## Task brief
Across the entries below, count the lines that contain the word "УНІВЕРСИТЕТ" and reply with that number only.

[[ Given data open ]]

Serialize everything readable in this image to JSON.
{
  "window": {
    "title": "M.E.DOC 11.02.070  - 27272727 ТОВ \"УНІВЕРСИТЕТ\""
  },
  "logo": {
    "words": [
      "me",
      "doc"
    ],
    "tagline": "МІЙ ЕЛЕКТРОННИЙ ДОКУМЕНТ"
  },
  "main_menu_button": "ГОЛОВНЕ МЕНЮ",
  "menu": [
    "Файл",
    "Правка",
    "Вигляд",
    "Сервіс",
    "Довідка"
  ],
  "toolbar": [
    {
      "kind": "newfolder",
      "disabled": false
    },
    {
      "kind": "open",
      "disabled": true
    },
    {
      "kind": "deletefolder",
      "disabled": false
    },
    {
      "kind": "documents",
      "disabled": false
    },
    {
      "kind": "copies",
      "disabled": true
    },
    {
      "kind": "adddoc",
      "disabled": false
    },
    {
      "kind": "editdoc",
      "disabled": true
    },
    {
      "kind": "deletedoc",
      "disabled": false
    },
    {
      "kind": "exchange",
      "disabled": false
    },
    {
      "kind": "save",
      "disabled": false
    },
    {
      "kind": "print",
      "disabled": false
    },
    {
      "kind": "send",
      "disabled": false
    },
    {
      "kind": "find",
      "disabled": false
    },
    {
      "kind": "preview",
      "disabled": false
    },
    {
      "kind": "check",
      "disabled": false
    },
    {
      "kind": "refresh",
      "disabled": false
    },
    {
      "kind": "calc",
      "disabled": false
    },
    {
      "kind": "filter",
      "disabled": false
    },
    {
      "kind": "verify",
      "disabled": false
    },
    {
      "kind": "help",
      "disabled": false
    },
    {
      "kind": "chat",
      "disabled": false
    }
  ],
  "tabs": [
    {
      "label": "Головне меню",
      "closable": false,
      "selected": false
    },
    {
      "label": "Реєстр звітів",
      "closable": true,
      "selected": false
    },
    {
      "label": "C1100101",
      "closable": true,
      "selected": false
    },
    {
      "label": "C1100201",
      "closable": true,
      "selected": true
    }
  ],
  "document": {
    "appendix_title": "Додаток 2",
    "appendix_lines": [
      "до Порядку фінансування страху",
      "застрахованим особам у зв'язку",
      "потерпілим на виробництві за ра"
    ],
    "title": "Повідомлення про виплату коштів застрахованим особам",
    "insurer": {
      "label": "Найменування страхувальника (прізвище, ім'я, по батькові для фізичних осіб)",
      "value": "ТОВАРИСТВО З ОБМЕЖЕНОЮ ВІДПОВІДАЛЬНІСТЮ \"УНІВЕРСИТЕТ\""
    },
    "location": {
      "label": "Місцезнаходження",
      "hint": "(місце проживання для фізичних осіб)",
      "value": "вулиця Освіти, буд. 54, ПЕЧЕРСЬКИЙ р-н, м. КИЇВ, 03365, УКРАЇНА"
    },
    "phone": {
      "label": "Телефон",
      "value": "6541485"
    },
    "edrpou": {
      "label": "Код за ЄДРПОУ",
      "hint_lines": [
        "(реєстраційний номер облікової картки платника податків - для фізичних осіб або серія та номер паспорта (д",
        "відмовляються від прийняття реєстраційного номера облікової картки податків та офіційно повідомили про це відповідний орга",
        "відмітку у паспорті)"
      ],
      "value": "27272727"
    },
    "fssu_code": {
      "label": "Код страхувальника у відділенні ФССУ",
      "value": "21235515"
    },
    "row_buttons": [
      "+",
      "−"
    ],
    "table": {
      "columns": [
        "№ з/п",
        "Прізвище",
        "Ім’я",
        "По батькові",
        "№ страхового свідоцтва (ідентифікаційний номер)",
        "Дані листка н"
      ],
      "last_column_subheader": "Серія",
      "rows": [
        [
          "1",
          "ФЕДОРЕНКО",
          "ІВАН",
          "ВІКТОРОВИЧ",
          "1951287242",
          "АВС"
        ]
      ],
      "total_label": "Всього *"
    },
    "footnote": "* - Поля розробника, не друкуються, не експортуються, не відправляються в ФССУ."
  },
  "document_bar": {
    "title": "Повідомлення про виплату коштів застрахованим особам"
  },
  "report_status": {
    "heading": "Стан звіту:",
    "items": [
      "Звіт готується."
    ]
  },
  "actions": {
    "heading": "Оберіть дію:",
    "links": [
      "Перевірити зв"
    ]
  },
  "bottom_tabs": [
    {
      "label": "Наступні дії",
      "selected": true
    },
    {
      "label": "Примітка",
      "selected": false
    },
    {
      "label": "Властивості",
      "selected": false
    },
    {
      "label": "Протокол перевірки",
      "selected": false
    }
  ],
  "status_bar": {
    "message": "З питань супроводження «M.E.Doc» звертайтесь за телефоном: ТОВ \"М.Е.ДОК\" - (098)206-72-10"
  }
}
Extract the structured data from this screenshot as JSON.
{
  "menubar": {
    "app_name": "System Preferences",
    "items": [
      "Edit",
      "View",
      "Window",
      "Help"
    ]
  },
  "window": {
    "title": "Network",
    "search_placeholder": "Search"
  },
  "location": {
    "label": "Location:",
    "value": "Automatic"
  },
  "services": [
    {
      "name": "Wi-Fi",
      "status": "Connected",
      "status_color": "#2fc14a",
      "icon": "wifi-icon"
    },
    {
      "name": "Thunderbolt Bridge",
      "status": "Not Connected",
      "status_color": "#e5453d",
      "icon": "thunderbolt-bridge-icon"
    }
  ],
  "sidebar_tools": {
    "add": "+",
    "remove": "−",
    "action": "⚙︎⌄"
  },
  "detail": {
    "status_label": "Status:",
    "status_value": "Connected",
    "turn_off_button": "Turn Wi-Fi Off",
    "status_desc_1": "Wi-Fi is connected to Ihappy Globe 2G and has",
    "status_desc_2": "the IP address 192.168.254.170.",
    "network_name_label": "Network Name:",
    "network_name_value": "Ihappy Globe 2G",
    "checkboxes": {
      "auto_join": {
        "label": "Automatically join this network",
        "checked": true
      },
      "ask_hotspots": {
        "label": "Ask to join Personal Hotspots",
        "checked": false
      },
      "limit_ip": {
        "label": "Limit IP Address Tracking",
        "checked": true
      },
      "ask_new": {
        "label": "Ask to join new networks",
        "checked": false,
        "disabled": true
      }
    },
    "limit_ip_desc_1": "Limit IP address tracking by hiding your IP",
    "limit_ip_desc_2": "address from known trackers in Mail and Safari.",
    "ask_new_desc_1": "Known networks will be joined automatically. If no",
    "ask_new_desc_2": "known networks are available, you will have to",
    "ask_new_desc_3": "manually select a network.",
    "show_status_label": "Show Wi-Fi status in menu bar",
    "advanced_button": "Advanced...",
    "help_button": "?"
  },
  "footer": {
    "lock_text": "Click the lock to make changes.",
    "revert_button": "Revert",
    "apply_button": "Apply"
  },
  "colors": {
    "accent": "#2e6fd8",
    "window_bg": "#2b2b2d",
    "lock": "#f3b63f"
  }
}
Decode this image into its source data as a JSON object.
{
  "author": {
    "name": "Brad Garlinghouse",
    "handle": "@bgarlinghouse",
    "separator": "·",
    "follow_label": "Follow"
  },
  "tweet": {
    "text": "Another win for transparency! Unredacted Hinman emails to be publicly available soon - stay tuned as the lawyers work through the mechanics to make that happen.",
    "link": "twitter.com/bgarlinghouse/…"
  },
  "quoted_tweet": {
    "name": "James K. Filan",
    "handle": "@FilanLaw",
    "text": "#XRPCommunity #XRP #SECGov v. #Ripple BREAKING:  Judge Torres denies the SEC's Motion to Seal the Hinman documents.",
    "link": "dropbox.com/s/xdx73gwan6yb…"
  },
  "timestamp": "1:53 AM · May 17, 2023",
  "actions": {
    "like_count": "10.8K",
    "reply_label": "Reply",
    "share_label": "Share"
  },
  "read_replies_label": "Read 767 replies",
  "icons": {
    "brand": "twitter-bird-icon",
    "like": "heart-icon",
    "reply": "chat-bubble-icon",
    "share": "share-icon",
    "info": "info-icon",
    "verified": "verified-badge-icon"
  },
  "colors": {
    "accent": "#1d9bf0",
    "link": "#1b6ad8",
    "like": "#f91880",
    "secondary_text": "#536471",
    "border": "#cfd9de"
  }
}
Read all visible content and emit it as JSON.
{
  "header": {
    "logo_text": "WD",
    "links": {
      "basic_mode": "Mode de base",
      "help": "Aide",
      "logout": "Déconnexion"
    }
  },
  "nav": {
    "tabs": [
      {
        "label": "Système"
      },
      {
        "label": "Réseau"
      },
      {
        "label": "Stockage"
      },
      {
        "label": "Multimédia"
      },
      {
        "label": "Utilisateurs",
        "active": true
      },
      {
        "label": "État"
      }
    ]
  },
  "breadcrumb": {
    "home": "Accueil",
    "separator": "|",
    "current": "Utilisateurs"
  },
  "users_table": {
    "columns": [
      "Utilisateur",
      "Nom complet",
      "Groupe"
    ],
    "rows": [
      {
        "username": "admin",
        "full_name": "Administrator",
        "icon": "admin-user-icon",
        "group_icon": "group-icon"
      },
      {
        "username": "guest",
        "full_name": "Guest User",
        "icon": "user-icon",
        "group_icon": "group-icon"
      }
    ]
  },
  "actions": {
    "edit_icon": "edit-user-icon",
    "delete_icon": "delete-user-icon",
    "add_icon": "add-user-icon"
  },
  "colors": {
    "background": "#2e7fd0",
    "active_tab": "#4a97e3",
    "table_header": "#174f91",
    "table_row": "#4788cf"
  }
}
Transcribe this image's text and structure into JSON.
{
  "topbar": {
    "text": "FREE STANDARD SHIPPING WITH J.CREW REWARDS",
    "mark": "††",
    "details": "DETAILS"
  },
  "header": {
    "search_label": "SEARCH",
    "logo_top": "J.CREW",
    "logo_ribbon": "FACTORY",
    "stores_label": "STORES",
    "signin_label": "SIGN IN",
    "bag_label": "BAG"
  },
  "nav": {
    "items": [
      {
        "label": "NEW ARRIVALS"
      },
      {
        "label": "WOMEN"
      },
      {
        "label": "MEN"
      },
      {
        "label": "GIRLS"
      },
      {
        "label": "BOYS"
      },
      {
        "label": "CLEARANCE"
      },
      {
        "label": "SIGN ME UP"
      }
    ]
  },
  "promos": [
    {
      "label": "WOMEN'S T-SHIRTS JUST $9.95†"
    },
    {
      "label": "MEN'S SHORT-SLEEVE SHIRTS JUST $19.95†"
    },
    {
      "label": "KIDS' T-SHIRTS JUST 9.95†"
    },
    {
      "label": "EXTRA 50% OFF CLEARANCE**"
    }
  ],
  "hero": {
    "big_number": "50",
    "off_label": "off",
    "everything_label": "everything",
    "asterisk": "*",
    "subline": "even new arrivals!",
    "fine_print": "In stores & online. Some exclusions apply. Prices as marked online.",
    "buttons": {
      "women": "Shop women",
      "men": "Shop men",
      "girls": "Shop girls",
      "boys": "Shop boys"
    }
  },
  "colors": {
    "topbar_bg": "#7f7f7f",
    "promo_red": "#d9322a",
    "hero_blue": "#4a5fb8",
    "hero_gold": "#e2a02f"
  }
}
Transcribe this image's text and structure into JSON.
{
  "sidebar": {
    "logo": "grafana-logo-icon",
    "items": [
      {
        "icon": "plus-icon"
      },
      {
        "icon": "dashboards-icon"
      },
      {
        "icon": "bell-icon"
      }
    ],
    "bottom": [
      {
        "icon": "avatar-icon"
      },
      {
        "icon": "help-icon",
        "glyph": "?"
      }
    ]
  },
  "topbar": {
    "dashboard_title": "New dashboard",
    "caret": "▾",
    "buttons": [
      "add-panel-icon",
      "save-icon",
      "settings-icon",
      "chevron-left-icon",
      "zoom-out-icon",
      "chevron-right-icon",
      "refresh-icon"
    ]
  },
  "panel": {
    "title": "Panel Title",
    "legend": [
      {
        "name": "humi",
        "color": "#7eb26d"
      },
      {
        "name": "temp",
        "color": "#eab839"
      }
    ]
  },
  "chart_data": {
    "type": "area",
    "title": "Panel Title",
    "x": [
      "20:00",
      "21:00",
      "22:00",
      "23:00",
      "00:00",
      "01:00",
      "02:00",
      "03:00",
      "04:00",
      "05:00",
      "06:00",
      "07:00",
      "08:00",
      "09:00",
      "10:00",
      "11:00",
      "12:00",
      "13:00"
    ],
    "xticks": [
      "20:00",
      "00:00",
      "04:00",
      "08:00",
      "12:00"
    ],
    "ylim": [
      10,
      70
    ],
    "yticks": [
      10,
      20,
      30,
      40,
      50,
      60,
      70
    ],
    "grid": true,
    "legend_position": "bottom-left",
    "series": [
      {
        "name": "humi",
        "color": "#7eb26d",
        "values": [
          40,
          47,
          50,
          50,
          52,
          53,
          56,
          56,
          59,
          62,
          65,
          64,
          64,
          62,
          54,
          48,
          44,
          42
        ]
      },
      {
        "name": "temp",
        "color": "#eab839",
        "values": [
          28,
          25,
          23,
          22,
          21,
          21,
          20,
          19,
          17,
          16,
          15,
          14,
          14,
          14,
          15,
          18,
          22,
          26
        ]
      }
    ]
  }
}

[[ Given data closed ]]

## The completed task
2